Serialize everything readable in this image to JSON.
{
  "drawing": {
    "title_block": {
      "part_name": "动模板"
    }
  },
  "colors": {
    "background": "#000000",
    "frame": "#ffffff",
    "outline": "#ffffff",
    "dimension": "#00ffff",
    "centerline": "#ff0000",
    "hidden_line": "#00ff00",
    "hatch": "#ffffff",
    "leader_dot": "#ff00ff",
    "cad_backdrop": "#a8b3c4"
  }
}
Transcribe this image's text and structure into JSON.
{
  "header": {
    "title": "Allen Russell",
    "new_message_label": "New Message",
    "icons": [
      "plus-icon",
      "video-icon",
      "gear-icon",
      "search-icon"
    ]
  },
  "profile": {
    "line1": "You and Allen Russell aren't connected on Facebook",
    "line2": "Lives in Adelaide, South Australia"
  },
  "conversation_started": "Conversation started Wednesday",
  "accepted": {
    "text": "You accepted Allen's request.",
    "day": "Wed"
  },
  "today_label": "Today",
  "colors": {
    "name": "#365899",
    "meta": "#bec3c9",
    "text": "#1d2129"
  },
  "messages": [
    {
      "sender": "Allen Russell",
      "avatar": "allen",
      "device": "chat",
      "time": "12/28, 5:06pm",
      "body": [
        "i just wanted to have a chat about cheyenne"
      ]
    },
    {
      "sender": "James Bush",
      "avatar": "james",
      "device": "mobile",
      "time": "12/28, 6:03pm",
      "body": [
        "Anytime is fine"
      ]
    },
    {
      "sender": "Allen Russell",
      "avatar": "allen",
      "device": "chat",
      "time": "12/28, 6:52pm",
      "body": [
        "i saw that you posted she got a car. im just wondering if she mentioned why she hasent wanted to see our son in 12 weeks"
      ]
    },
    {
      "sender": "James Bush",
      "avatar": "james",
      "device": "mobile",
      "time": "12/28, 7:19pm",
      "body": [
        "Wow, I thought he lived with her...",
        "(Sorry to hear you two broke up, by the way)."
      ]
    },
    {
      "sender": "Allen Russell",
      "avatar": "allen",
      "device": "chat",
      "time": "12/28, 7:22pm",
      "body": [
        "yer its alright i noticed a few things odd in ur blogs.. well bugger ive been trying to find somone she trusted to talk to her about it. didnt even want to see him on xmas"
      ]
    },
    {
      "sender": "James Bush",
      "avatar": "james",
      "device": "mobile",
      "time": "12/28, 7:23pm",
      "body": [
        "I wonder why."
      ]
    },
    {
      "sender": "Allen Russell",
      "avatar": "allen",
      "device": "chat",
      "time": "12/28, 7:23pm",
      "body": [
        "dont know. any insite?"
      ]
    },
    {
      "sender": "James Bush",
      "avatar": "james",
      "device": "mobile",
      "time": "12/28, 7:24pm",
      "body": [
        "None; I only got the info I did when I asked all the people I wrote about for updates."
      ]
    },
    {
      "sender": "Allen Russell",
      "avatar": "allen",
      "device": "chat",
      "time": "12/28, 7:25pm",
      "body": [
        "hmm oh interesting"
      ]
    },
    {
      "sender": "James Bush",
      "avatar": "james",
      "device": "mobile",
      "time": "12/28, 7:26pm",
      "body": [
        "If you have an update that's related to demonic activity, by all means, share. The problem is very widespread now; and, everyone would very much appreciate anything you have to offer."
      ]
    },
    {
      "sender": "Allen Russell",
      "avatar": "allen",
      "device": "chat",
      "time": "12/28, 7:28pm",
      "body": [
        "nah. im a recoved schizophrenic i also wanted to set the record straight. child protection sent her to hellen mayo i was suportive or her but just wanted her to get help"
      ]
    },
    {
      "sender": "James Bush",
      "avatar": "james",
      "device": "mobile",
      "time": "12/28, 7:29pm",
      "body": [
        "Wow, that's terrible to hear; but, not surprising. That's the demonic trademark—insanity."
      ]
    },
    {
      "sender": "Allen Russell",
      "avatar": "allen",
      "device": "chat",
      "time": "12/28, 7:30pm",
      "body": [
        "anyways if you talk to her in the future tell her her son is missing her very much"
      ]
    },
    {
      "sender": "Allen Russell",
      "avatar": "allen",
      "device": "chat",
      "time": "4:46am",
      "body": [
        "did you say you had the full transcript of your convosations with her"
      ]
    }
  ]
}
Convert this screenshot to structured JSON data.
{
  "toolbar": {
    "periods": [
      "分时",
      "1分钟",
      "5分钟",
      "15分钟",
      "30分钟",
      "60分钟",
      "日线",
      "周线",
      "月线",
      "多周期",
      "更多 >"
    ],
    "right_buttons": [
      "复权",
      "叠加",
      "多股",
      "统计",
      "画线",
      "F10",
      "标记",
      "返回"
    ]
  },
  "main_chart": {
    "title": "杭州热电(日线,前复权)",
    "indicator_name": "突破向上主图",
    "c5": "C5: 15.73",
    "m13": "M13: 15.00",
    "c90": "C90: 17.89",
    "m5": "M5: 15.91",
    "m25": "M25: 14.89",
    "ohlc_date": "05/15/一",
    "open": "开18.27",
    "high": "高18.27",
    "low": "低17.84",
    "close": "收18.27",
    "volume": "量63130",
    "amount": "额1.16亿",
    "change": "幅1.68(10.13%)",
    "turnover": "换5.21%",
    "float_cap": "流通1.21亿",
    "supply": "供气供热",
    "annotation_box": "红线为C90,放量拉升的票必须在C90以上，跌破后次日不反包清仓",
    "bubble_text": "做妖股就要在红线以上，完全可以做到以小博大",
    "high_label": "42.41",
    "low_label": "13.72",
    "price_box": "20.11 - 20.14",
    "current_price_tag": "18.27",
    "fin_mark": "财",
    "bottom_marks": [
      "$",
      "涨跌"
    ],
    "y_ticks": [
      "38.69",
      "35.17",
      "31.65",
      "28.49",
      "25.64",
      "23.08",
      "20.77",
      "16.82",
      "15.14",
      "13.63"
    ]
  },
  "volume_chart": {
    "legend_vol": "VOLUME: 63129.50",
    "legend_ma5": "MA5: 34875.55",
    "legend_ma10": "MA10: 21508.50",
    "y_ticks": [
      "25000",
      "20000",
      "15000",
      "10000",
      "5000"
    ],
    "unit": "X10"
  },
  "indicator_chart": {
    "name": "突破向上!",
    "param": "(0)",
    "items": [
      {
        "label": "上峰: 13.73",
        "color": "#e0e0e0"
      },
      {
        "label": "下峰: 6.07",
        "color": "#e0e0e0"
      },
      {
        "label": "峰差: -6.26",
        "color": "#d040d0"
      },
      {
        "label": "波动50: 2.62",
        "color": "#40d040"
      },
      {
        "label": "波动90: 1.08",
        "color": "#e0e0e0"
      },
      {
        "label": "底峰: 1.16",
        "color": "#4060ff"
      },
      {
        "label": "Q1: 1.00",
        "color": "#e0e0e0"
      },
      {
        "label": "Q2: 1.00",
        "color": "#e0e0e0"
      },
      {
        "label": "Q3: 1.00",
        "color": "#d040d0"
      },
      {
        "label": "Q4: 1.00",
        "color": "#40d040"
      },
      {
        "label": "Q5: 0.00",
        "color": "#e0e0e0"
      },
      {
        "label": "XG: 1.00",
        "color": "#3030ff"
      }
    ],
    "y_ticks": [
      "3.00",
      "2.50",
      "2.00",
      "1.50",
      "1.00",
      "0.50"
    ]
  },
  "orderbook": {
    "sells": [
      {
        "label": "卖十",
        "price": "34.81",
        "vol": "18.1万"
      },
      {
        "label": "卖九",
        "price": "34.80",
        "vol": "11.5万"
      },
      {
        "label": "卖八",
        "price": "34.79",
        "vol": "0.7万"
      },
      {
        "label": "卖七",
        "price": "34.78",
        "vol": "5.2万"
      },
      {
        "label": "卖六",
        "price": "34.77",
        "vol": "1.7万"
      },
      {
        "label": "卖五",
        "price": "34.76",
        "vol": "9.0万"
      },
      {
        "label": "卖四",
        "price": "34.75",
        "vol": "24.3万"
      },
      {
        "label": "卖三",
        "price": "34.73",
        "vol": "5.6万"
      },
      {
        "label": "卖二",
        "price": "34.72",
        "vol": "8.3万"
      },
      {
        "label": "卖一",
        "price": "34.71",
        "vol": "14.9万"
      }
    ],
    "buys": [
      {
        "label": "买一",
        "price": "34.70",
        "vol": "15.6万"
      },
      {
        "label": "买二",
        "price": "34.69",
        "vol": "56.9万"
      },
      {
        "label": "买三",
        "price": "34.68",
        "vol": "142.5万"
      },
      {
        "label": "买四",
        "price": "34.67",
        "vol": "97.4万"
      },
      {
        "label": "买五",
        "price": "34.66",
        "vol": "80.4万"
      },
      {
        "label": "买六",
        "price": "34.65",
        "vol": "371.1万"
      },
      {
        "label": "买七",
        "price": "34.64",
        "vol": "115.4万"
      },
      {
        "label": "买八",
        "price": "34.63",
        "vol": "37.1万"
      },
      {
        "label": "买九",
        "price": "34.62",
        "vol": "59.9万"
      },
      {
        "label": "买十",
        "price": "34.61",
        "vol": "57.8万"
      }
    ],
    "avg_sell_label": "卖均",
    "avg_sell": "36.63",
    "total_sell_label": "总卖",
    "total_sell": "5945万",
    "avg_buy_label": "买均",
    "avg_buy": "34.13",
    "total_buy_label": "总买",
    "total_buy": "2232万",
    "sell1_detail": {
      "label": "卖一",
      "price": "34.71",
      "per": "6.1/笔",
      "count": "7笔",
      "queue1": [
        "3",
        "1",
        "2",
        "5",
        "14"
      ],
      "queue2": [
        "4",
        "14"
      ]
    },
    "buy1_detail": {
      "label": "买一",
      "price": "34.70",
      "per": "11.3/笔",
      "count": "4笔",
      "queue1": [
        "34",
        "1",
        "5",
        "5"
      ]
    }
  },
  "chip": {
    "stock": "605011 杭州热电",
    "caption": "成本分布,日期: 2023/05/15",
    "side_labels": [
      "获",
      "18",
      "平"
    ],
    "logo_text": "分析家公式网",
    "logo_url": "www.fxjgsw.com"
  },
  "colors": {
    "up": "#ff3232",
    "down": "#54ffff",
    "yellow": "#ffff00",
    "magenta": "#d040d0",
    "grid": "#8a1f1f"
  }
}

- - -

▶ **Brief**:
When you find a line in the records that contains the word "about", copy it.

▶ **Answer to this problem**:
        "i just wanted to have a chat about cheyenne"
        "yer its alright i noticed a few things odd in ur blogs.. well bugger ive been trying to find somone she trusted to talk to her about it. didnt even want to see him on xmas"
        "None; I only got the info I did when I asked all the people I wrote about for updates."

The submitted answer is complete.